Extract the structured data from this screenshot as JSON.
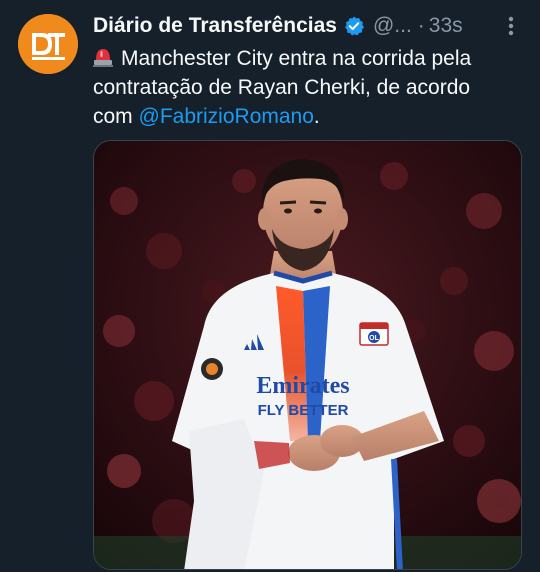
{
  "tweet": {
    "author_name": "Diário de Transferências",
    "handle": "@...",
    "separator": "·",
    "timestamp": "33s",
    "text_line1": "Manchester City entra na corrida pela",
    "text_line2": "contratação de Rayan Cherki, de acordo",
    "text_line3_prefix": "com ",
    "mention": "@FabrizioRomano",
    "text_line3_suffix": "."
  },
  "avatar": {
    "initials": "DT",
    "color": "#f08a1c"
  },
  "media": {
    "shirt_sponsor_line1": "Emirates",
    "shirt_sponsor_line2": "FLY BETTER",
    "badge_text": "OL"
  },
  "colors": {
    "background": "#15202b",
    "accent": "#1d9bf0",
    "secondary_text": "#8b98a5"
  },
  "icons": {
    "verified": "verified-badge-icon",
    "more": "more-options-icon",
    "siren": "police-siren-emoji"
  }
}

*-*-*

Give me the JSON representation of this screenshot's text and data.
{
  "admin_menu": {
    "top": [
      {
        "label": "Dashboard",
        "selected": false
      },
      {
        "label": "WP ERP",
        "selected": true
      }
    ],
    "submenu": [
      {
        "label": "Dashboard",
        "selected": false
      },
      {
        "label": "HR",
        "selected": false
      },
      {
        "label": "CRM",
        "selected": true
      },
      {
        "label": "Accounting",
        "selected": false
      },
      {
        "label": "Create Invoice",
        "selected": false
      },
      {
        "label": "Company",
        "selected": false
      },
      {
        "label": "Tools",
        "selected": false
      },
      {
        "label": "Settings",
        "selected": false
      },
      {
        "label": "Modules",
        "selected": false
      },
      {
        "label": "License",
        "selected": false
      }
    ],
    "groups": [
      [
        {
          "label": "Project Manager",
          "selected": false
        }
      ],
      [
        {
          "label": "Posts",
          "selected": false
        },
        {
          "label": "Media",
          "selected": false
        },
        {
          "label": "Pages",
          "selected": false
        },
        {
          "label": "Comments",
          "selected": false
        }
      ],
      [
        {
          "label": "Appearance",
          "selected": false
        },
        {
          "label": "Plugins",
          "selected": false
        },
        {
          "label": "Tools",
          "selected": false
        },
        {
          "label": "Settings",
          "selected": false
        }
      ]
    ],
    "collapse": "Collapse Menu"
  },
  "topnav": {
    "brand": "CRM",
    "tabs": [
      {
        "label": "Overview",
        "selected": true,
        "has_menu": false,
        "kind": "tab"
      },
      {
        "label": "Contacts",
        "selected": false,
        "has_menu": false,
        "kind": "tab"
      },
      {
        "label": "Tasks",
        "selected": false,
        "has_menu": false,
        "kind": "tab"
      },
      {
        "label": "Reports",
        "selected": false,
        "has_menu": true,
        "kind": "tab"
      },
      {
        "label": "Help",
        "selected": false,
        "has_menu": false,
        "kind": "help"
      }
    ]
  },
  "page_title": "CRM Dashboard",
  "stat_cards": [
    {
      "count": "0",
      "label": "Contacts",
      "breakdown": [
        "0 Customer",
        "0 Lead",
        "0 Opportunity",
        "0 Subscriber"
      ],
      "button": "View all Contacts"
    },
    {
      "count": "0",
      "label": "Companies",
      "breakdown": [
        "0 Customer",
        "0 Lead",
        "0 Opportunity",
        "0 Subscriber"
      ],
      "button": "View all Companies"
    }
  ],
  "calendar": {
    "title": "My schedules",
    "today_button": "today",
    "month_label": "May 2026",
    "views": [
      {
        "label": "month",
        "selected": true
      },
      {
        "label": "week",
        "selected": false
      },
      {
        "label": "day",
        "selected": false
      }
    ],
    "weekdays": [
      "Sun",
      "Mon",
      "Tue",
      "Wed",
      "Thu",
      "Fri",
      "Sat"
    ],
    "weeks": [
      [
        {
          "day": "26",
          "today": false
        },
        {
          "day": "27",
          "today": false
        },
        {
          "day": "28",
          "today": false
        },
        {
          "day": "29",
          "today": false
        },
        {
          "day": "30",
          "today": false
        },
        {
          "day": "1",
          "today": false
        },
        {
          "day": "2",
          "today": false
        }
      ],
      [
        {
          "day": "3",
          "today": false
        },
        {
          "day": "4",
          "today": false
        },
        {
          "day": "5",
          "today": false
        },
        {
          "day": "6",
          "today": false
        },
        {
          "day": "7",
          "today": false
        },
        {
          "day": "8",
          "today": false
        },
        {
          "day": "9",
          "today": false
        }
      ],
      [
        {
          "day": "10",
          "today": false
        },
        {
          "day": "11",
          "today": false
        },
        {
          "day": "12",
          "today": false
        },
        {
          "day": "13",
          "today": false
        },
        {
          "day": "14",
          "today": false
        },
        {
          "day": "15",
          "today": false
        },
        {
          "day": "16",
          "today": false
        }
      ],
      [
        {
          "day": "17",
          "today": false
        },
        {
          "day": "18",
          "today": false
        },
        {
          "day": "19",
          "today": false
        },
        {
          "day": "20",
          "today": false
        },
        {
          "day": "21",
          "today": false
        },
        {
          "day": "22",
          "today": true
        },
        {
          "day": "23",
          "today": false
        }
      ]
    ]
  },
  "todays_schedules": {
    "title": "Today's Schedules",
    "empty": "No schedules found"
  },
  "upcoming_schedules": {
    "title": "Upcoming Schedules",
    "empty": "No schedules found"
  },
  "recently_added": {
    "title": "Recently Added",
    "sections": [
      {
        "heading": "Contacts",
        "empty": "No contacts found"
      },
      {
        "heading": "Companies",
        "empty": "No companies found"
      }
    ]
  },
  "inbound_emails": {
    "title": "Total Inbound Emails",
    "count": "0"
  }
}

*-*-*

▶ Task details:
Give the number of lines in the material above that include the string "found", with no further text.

▶ Task answer:
4